This is awesome! Thank you so much for helping me ditch FAT32
If anyone knows how to convince xp to write to a device like that (via a 3rd party driver or whatever) I'm all ears!
Robert's Rules of Order are under copyright. Those rules are used by many groups within our government. Hopefully the version from the 50s will be out of copyright eventually.
This is a *much* bigger deal than Micky Mouse IMO.
I'll rephrase a bit. The bubble that Apple forces you into if you are a developer, is to write your code in XCode.
I'd be surprised if any approved apps in the AppStore were not written using XCode. XCode only runs on OSX. OSX only runs on Apple hardware.
The two bubbles you mention are valid, but there are more than two bubbles.
To get an app into the AppStore you must be developing using Apple hardware running OSX.
Regarding the 'Everything else is very open.' statement. If that were true, it would be easy to sync my mp3s over to my iPhone under linux. It would be easy to sync my oggs over the iTunes in the iPhone using linux.

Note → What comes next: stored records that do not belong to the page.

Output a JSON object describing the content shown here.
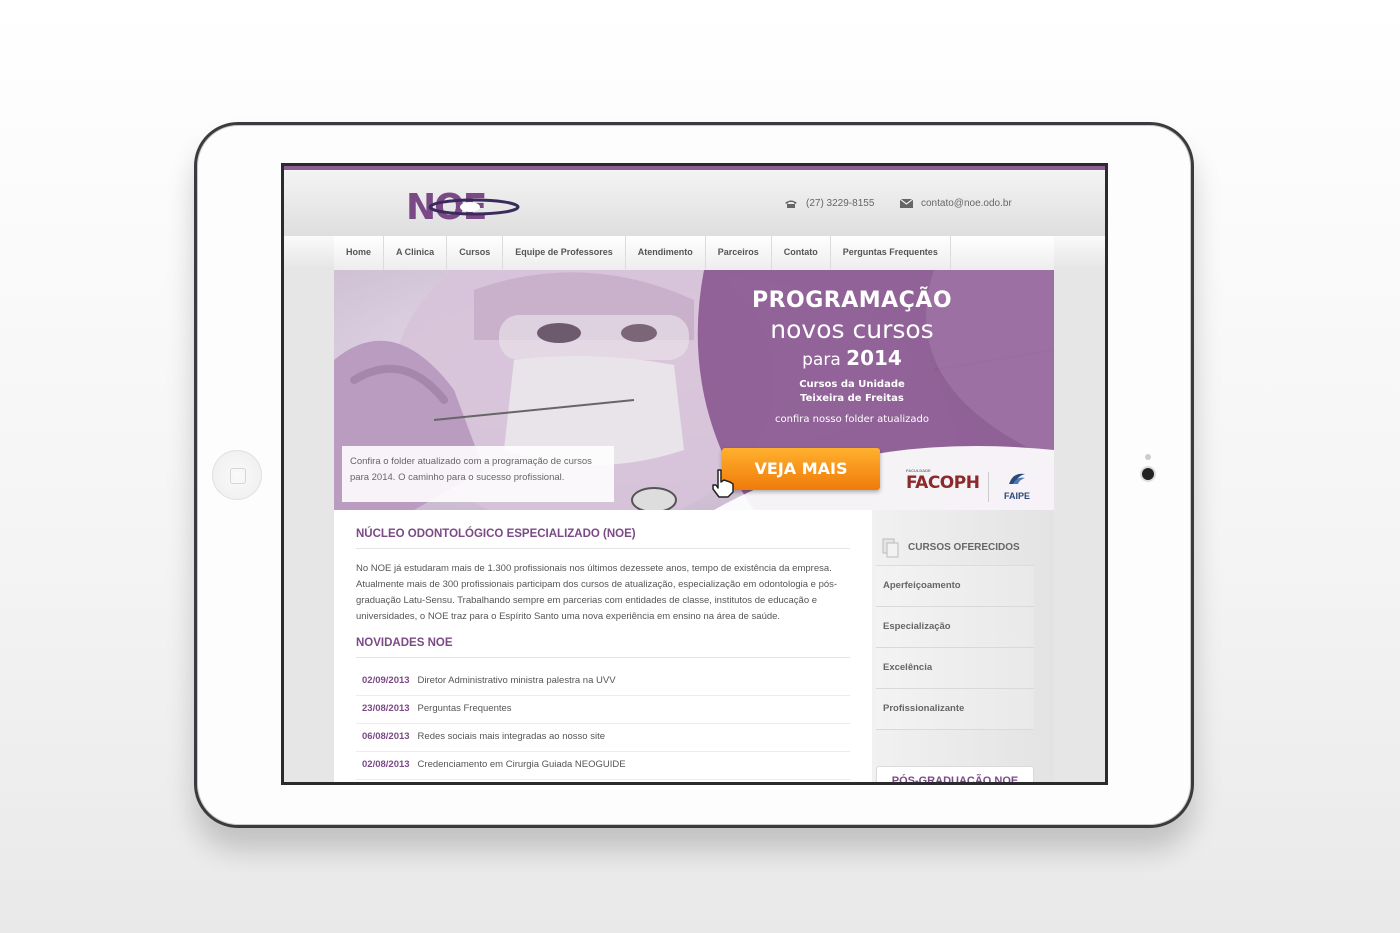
{
  "header": {
    "logo_text": "NOE",
    "phone": "(27) 3229-8155",
    "email": "contato@noe.odo.br"
  },
  "nav": {
    "items": [
      "Home",
      "A Clinica",
      "Cursos",
      "Equipe de Professores",
      "Atendimento",
      "Parceiros",
      "Contato",
      "Perguntas Frequentes"
    ]
  },
  "hero": {
    "title": "PROGRAMAÇÃO",
    "subtitle": "novos cursos",
    "year_prefix": "para",
    "year": "2014",
    "unit_line1": "Cursos da Unidade",
    "unit_line2": "Teixeira de Freitas",
    "folder_text": "confira nosso folder atualizado",
    "cta_label": "VEJA MAIS",
    "caption": "Confira o folder atualizado com a programação de cursos para 2014. O caminho para o sucesso profissional.",
    "partner1_small": "FACULDADE",
    "partner1": "FACOPH",
    "partner2": "FAIPE"
  },
  "main": {
    "section_title": "NÚCLEO ODONTOLÓGICO ESPECIALIZADO (NOE)",
    "about_text": "No NOE já estudaram mais de 1.300 profissionais nos últimos dezessete anos, tempo de existência da empresa. Atualmente mais de 300 profissionais participam dos cursos de atualização, especialização em odontologia e pós-graduação Latu-Sensu. Trabalhando sempre em parcerias com entidades de classe, institutos de educação e universidades, o NOE traz para o Espírito Santo uma nova experiência em ensino na área de saúde.",
    "news_title": "NOVIDADES NOE",
    "news": [
      {
        "date": "02/09/2013",
        "title": "Diretor Administrativo ministra palestra na UVV"
      },
      {
        "date": "23/08/2013",
        "title": "Perguntas Frequentes"
      },
      {
        "date": "06/08/2013",
        "title": "Redes sociais mais integradas ao nosso site"
      },
      {
        "date": "02/08/2013",
        "title": "Credenciamento em Cirurgia Guiada NEOGUIDE"
      }
    ]
  },
  "sidebar": {
    "title": "CURSOS OFERECIDOS",
    "items": [
      "Aperfeiçoamento",
      "Especialização",
      "Excelência",
      "Profissionalizante"
    ],
    "box_title": "PÓS-GRADUAÇÃO NOE"
  },
  "colors": {
    "brand_purple": "#7b4a86",
    "cta_orange": "#f07b0a"
  }
}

It would be easy to change cellular providers. It would be easy to play my movies purchased through iTunes under linux
In summary: Apple at every turn chooses the path that locks their customers into using their products.
Apple does make slick products, but they are not 'open'. I'd love to hear ways in which they are open though.
| There are only two bubbles Apple "forces" you into:
| 1. Mac OS X only runs (without hacking) on Apple hardware.
| 2. iPhones OS only runs (without hacking) App Store software.
| Everything else is very open.
Not quite accurate:
* To write code for the iPhone, you essentially need XCode running on Apple hardware.
* Code written for the iPhone (ObjC) is a PITA to port to any other OS other than OSX.
* I still can't sync music to my iPhone from Linux on the new firmware.
* I still can't play ogg files on the iPhone
So this 'Everything else' must not include much that I care about.
If he wants a filter that is more difficult to bypass by the child, Privoxy is pretty handy.
The easiest way to figure the cost of living is to take your income and add ten percent.